SOURCE DATA Start Marker

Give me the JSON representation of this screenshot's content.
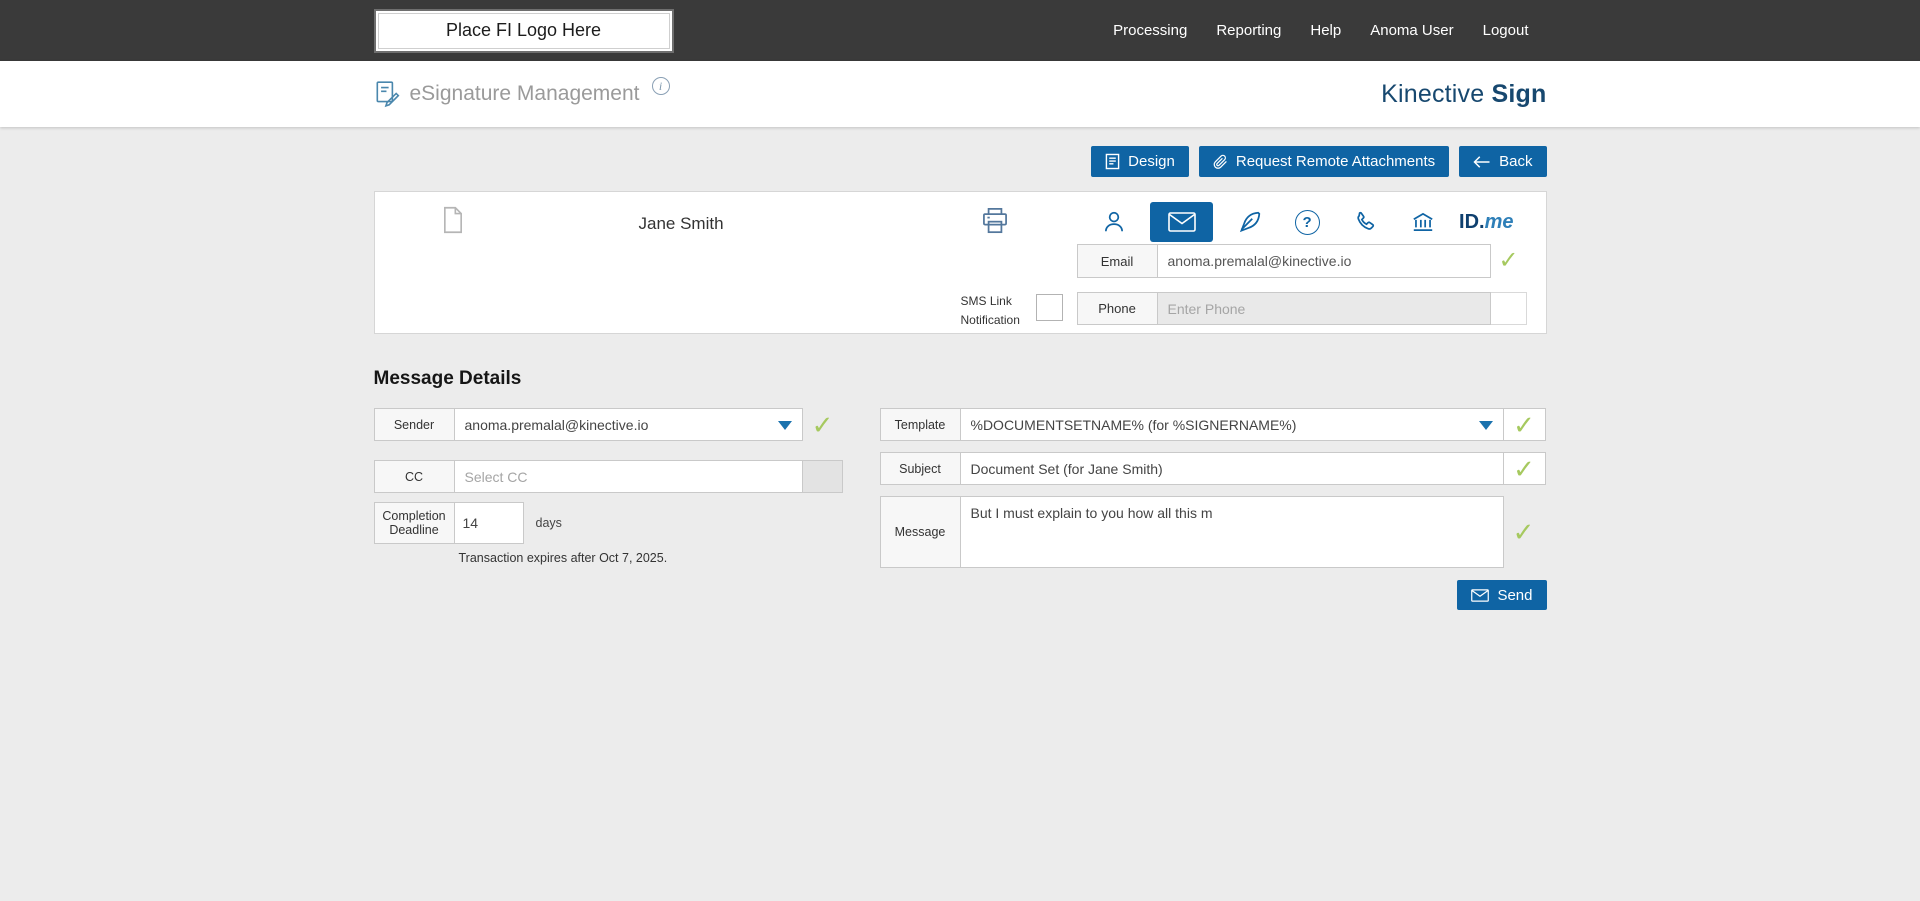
{
  "topbar": {
    "logo_label": "Place FI Logo Here",
    "nav": [
      {
        "label": "Processing"
      },
      {
        "label": "Reporting"
      },
      {
        "label": "Help"
      },
      {
        "label": "Anoma User"
      },
      {
        "label": "Logout"
      }
    ]
  },
  "header": {
    "title": "eSignature Management",
    "info_icon": "info-icon",
    "brand_primary": "Kinective",
    "brand_bold": "Sign"
  },
  "toolbar": {
    "design_label": "Design",
    "attachments_label": "Request Remote Attachments",
    "back_label": "Back"
  },
  "recipient": {
    "name": "Jane Smith",
    "delivery_methods": [
      {
        "icon": "person-icon",
        "selected": false
      },
      {
        "icon": "envelope-icon",
        "selected": true
      },
      {
        "icon": "quill-pen-icon",
        "selected": false
      },
      {
        "icon": "question-circle-icon",
        "selected": false
      },
      {
        "icon": "phone-icon",
        "selected": false
      },
      {
        "icon": "bank-icon",
        "selected": false
      },
      {
        "icon": "idme-logo",
        "selected": false
      }
    ],
    "idme_text_bold": "ID.",
    "idme_text_italic": "me",
    "email_label": "Email",
    "email_value": "anoma.premalal@kinective.io",
    "sms_label": "SMS Link Notification",
    "sms_checked": false,
    "phone_label": "Phone",
    "phone_placeholder": "Enter Phone"
  },
  "message_details": {
    "heading": "Message Details",
    "sender_label": "Sender",
    "sender_value": "anoma.premalal@kinective.io",
    "cc_label": "CC",
    "cc_placeholder": "Select CC",
    "deadline_label": "Completion Deadline",
    "deadline_value": "14",
    "deadline_unit": "days",
    "expires_note": "Transaction expires after Oct 7, 2025.",
    "template_label": "Template",
    "template_value": "%DOCUMENTSETNAME% (for %SIGNERNAME%)",
    "subject_label": "Subject",
    "subject_value": "Document Set (for Jane Smith)",
    "message_label": "Message",
    "message_value": "But I must explain to you how all this m",
    "send_label": "Send"
  },
  "colors": {
    "accent_blue": "#0f64a4",
    "brand_navy": "#17486f",
    "check_green": "#a6c95f",
    "topbar_bg": "#3a3a3a",
    "page_bg": "#ececec"
  }
}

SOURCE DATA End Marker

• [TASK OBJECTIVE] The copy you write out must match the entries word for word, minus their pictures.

• [RESULT OF THE TASK]
Give me the JSON representation of this screenshot's content.
{
  "topbar": {
    "logo_label": "Place FI Logo Here",
    "nav": [
      {
        "label": "Processing"
      },
      {
        "label": "Reporting"
      },
      {
        "label": "Help"
      },
      {
        "label": "Anoma User"
      },
      {
        "label": "Logout"
      }
    ]
  },
  "header": {
    "title": "eSignature Management",
    "info_icon": "info-icon",
    "brand_primary": "Kinective",
    "brand_bold": "Sign"
  },
  "toolbar": {
    "design_label": "Design",
    "attachments_label": "Request Remote Attachments",
    "back_label": "Back"
  },
  "recipient": {
    "name": "Jane Smith",
    "delivery_methods": [
      {
        "icon": "person-icon",
        "selected": false
      },
      {
        "icon": "envelope-icon",
        "selected": true
      },
      {
        "icon": "quill-pen-icon",
        "selected": false
      },
      {
        "icon": "question-circle-icon",
        "selected": false
      },
      {
        "icon": "phone-icon",
        "selected": false
      },
      {
        "icon": "bank-icon",
        "selected": false
      },
      {
        "icon": "idme-logo",
        "selected": false
      }
    ],
    "idme_text_bold": "ID.",
    "idme_text_italic": "me",
    "email_label": "Email",
    "email_value": "anoma.premalal@kinective.io",
    "sms_label": "SMS Link Notification",
    "sms_checked": false,
    "phone_label": "Phone",
    "phone_placeholder": "Enter Phone"
  },
  "message_details": {
    "heading": "Message Details",
    "sender_label": "Sender",
    "sender_value": "anoma.premalal@kinective.io",
    "cc_label": "CC",
    "cc_placeholder": "Select CC",
    "deadline_label": "Completion Deadline",
    "deadline_value": "14",
    "deadline_unit": "days",
    "expires_note": "Transaction expires after Oct 7, 2025.",
    "template_label": "Template",
    "template_value": "%DOCUMENTSETNAME% (for %SIGNERNAME%)",
    "subject_label": "Subject",
    "subject_value": "Document Set (for Jane Smith)",
    "message_label": "Message",
    "message_value": "But I must explain to you how all this m",
    "send_label": "Send"
  },
  "colors": {
    "accent_blue": "#0f64a4",
    "brand_navy": "#17486f",
    "check_green": "#a6c95f",
    "topbar_bg": "#3a3a3a",
    "page_bg": "#ececec"
  }
}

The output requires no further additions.